Netflix’s Locke & Key is a serviceable adaptation

On April 24, Disney will release Black Widow, the twenty-fourth movie in the Marvel Cinematic Universe. Two months later, Wonder Woman 1984, the ninth movie in the DC Extended Universe, will hit theaters courtesy of Warner Bros. Although such film and TV adaptations of comic book properties have been around almost as long as the funny books themselves, their popularity practically exploded in the 2010’s, and they have not showed any indication of slowing down now that we’ve hit a new decade.

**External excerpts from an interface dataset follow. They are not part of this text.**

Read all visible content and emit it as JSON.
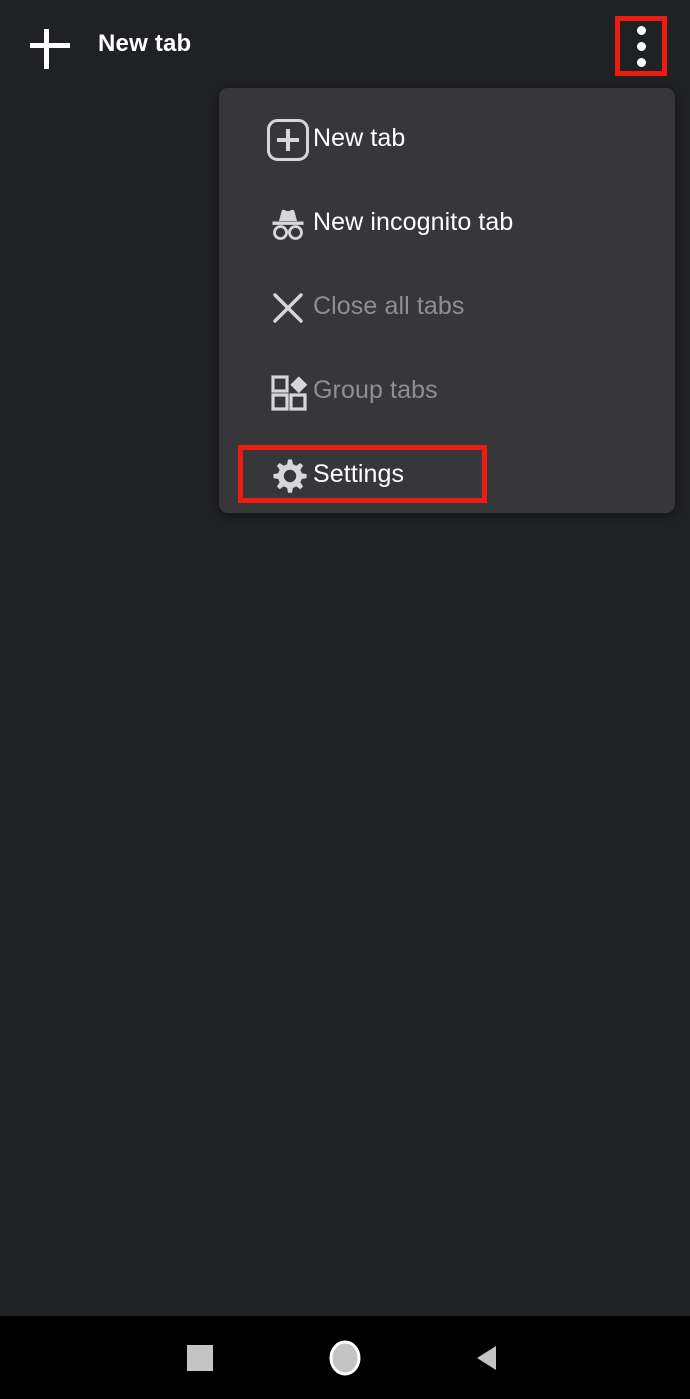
{
  "app": {
    "background_color": "#202124",
    "menu_background_color": "#37373b",
    "highlight_color": "#ee1b11",
    "text_color": "#ffffff",
    "disabled_text_color": "#8f8f93"
  },
  "topbar": {
    "new_tab_button_icon": "plus-icon",
    "title": "New tab",
    "overflow_button_icon": "three-dot-menu-icon",
    "overflow_highlighted": true
  },
  "menu": {
    "items": [
      {
        "label": "New tab",
        "icon": "new-tab-icon",
        "enabled": true,
        "highlighted": false
      },
      {
        "label": "New incognito tab",
        "icon": "incognito-icon",
        "enabled": true,
        "highlighted": false
      },
      {
        "label": "Close all tabs",
        "icon": "close-x-icon",
        "enabled": false,
        "highlighted": false
      },
      {
        "label": "Group tabs",
        "icon": "group-tabs-icon",
        "enabled": false,
        "highlighted": false
      },
      {
        "label": "Settings",
        "icon": "gear-icon",
        "enabled": true,
        "highlighted": true
      }
    ]
  },
  "navbar": {
    "recent_label": "recent-apps-icon",
    "home_label": "home-icon",
    "back_label": "back-icon"
  }
}
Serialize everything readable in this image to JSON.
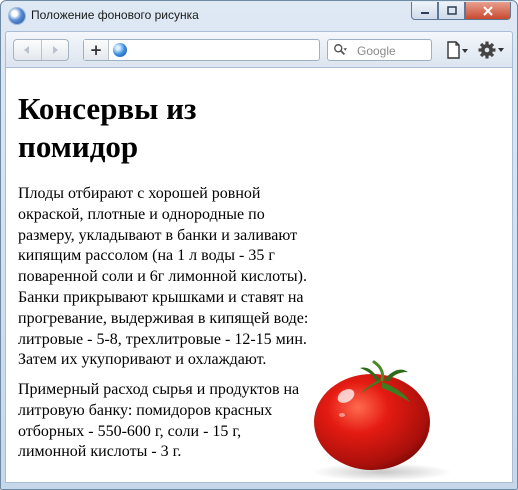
{
  "window": {
    "title": "Положение фонового рисунка",
    "controls": [
      "minimize",
      "maximize",
      "close"
    ]
  },
  "toolbar": {
    "back_icon": "back-arrow-icon",
    "forward_icon": "forward-arrow-icon",
    "new_tab_label": "+",
    "address_value": "",
    "search_placeholder": "Google",
    "page_menu_icon": "page-icon",
    "settings_menu_icon": "gear-icon"
  },
  "page": {
    "heading": "Консервы из помидор",
    "paragraph1": "Плоды отбирают с хорошей ровной окраской, плотные и однородные по размеру, укладывают в банки и заливают кипящим рассолом (на 1 л воды - 35 г поваренной соли и 6г лимонной кислоты). Банки прикрывают крышками и ставят на прогревание, выдерживая в кипящей воде: литровые - 5-8, трехлитровые - 12-15 мин. Затем их укупоривают и охлаждают.",
    "paragraph2": "Примерный расход сырья и продуктов на литровую банку: помидоров красных отборных - 550-600 г, соли - 15 г, лимонной кислоты - 3 г."
  },
  "colors": {
    "window_frame": "#c7d7ea",
    "close_button": "#c84a30",
    "tomato": "#d81810"
  }
}
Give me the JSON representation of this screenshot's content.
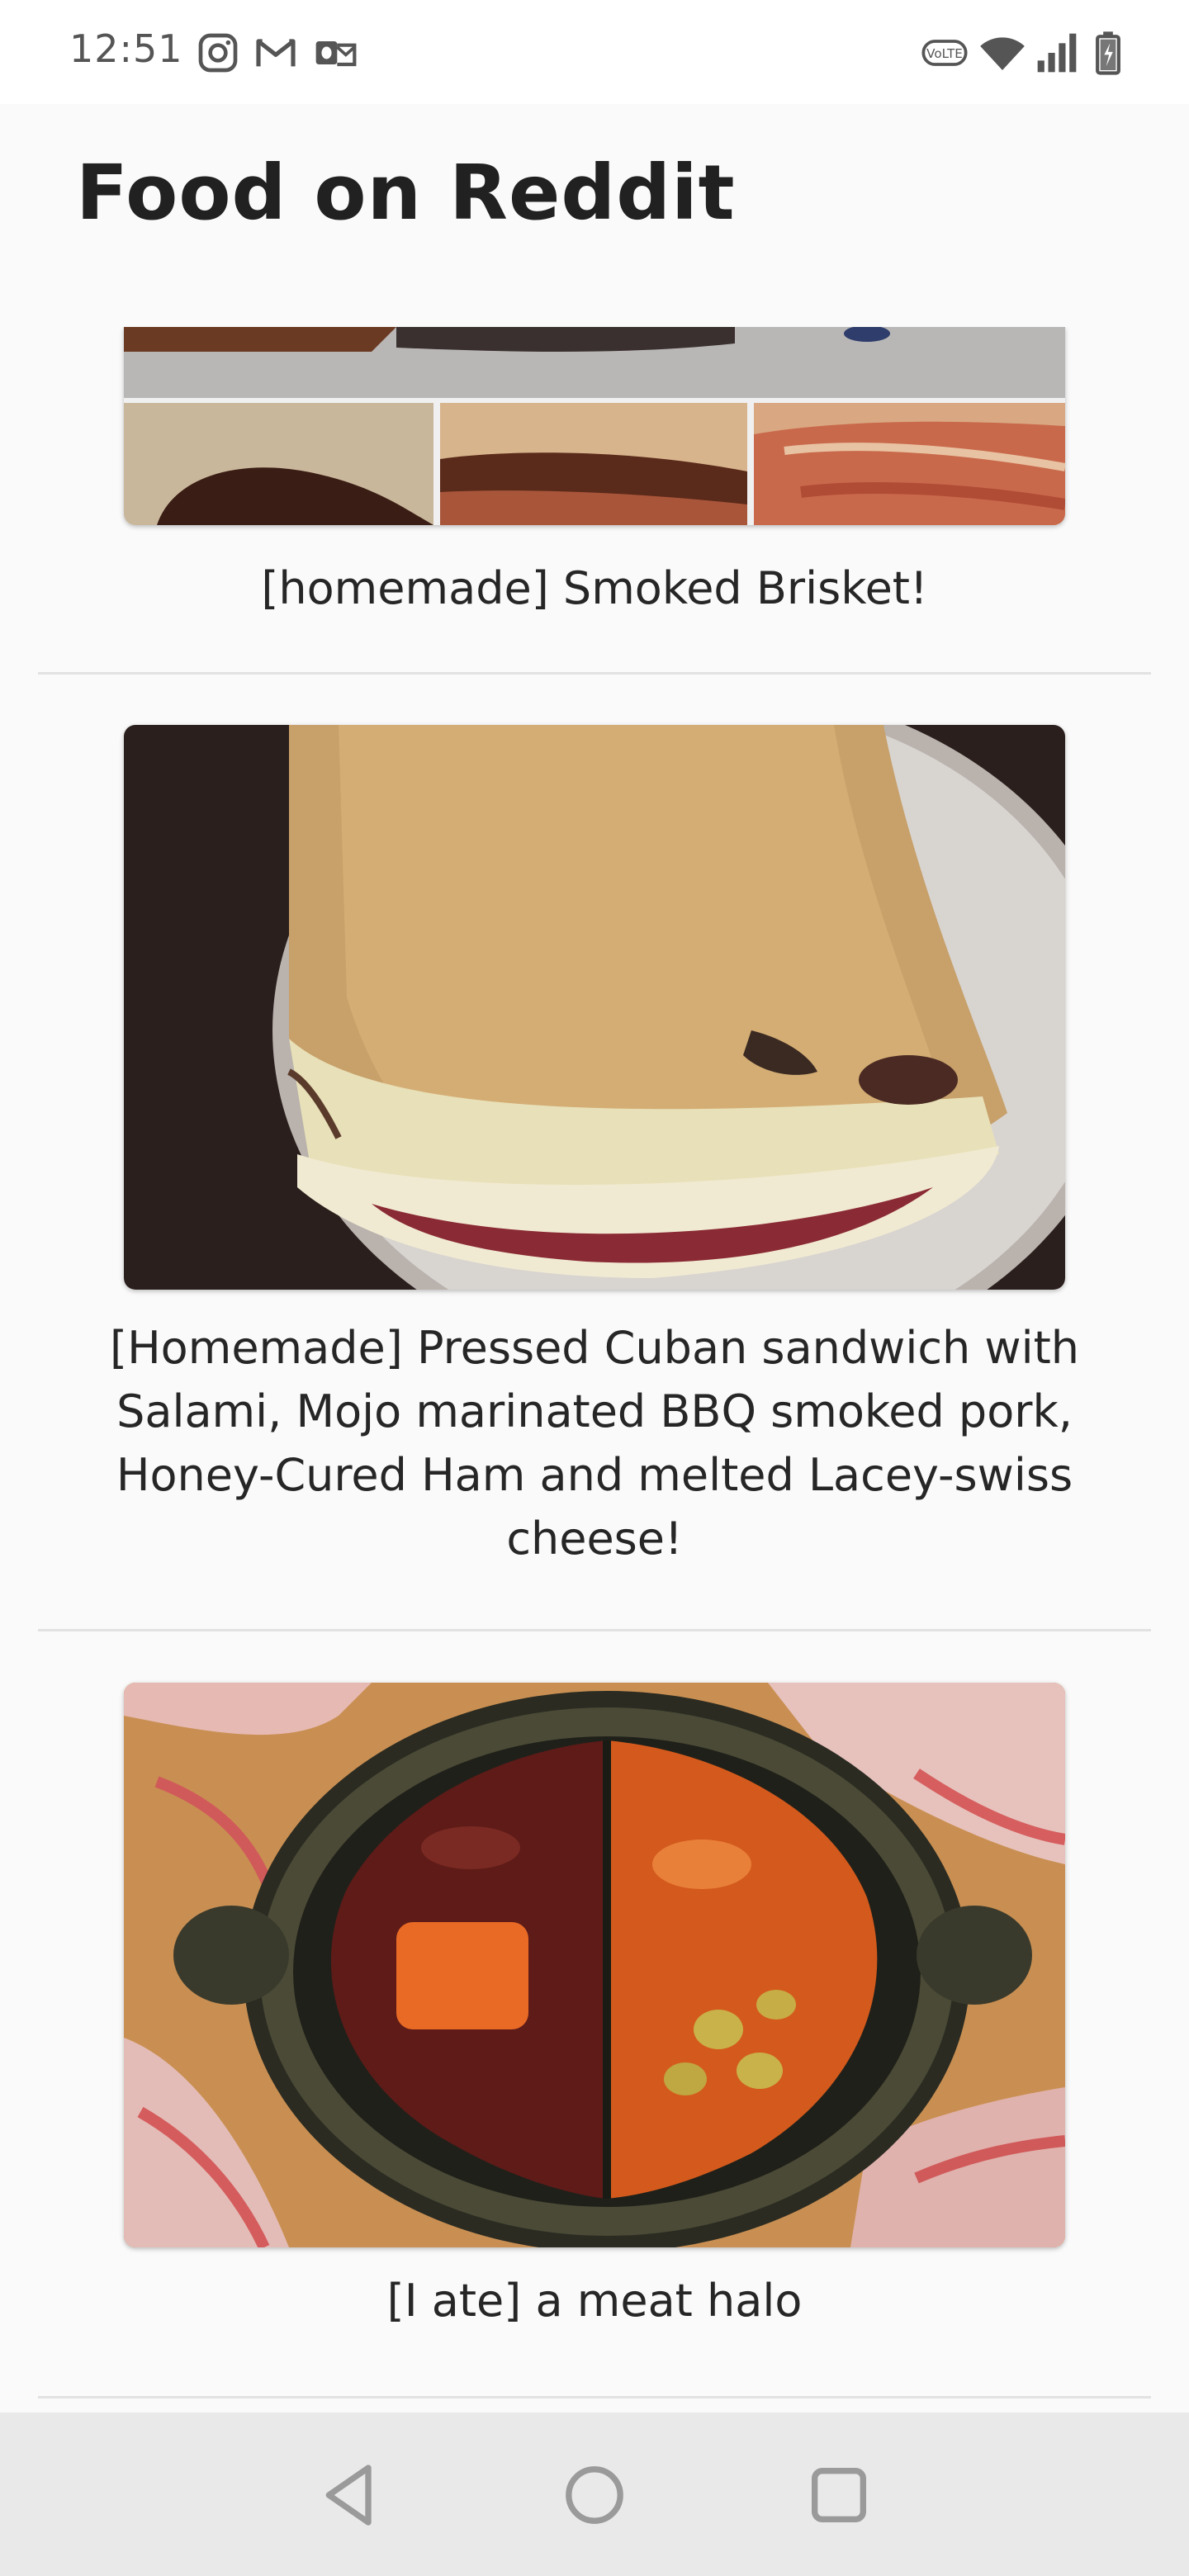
{
  "status_bar": {
    "time": "12:51",
    "left_icons": [
      "instagram-icon",
      "gmail-icon",
      "outlook-icon"
    ],
    "right_icons": [
      "volte-icon",
      "wifi-icon",
      "signal-icon",
      "battery-icon"
    ],
    "volte_label": "VoLTE"
  },
  "header": {
    "title": "Food on Reddit"
  },
  "feed": {
    "posts": [
      {
        "title": "[homemade] Smoked Brisket!"
      },
      {
        "title": "[Homemade] Pressed Cuban sandwich with Salami, Mojo marinated BBQ smoked pork, Honey-Cured Ham and melted Lacey-swiss cheese!"
      },
      {
        "title": "[I ate] a meat halo"
      }
    ]
  },
  "nav_bar": {
    "buttons": [
      "back-icon",
      "home-icon",
      "recents-icon"
    ]
  },
  "colors": {
    "background": "#fafafa",
    "status_bar_bg": "#ffffff",
    "nav_bar_bg": "#e9e9e9",
    "title_text": "#212121",
    "divider": "#e2e2e2"
  }
}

Even non-superhero, non-Marvel and DC comics have been getting in on the fun and making the jump to the big and little screens in this exciting era, and IDW Publishing’s Locke & Key series is one of the latest to do so. It is, however, not one of the greatest offerings out there. 

Written and co-created by Joe Hill, prolific novelist and son of the great Stephen King, Locke & Key (the comic) is the story of a small family who, after witnessing the brutal murder of patriarch Rendell Locke, decide to make a fresh start by moving to their ancestral home in Lovecraft, Massachusetts. They are not in Key House for long before magical, spooky things begin to happen, all tied into mysterious keys with equally mysterious powers.

Locke & Key the television show, on the other hand, is the story of the Locke children and mother coming to grips with their tragedy while simultaneously getting involved in and dealing with some messy new relationships, romantic or otherwise. Oh, there’s also some supernatural adventures that exist on the periphery as well. They also change the name of the town to Matheson for… some reason.

As a fan of the original comic, that was my biggest problem with season one of Locke & Key: a slight yet noticeable shift in focus from the source material. This in and of itself is not a bad thing, of course; it was just unexpected. The acting is well done (outside of a couple of child actors who get a pass because they’re kids), and the characters’ reactions to trauma are believable if not always pleasant. In a way, the show reminded me very much of a teenage-geared drama that you would find on the CW or even ABC Family.

The other sizable issue I had was the writing. I couldn’t put my finger on it at first, but eventually it occurred to me that sometimes the characters in Locke & Key said things in ways that no human would ever do naturally. The actors do their best to sell this occasionally off-putting dialogue, however, and they do it well. You won’t even notice anything 95 percent of the time. But that 5 percent had a tendency to draw me out of the story whenever it was noticeable. In addition to the dialogue, some motivations seemed murky, and the villain had some seemingly random and therefore silly moments of violence just to remind you that yes, she is the villain.

But maybe I’m just being spoiled in a world where you can’t swing an enchanted Asgardian hammer without hitting hundreds of comic book adaptations. There is a lot of good to be found in Locke & Key season 1, after all, but close your eyes for five minutes and ten better adaptations will steal your attention. The potential to reach greatness is there … Season two just better reach it if it wants to keep up in today’s world of capes and gods. 

Locke & Key season one is now available on Netflix.